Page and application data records
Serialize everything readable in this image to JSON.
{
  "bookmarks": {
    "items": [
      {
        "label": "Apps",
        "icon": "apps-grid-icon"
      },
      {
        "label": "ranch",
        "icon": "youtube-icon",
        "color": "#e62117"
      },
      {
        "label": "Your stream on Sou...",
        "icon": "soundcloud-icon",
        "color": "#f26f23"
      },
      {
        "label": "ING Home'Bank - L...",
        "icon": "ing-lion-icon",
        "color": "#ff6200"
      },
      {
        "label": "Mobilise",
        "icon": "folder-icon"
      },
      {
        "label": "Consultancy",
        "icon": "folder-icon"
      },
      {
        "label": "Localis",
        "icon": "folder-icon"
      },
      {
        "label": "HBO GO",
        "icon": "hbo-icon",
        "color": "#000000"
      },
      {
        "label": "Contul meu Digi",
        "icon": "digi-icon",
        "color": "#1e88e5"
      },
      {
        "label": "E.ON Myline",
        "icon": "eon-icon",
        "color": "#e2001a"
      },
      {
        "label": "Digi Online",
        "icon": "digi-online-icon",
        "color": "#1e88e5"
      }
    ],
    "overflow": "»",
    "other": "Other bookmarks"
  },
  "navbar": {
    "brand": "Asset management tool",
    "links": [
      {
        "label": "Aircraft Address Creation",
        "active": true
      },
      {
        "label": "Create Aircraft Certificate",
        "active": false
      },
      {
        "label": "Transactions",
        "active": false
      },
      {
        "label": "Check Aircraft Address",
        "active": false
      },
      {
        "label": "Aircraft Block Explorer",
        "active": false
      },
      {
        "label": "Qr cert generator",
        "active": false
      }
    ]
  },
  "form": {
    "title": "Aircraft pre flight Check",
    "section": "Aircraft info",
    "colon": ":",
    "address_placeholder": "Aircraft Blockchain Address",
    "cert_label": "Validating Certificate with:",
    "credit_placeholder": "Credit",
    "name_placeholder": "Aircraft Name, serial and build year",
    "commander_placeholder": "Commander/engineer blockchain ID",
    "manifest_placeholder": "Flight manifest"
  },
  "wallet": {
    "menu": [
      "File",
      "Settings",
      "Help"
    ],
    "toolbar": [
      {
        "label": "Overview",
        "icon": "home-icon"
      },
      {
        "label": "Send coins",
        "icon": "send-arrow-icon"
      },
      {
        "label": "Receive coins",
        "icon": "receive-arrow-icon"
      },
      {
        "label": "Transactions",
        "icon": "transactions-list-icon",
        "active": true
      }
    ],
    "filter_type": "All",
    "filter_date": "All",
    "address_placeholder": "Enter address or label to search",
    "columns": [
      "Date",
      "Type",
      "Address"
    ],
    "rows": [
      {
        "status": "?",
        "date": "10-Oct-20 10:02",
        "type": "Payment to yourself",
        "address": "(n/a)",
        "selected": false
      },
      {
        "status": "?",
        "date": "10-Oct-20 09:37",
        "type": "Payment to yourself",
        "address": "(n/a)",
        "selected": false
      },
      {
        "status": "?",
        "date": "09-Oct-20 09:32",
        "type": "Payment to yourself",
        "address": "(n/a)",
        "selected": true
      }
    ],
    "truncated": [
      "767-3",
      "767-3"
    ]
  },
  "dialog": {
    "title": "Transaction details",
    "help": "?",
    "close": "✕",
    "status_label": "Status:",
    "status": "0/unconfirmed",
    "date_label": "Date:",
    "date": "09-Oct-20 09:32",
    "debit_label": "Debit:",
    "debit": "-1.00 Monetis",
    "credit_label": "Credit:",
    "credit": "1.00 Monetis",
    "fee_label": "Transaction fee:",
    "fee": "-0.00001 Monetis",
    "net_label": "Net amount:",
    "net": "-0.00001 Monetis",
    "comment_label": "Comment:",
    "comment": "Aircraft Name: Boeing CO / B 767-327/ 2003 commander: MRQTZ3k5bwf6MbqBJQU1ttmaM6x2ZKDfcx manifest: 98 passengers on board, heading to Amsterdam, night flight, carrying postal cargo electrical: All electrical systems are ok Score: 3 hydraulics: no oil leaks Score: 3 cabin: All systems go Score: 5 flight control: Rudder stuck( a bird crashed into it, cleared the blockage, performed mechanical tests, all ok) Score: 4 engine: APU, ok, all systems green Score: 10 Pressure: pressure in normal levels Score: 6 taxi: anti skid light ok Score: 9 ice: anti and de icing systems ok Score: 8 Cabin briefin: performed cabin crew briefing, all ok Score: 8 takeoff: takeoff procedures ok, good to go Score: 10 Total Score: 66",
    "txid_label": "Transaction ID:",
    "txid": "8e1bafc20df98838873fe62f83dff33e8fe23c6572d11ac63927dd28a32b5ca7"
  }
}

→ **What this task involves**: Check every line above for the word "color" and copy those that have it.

→ **Result of the task**:
        "color": "#e62117"
        "color": "#f26f23"
        "color": "#ff6200"
        "color": "#000000"
        "color": "#1e88e5"
        "color": "#e2001a"
        "color": "#1e88e5"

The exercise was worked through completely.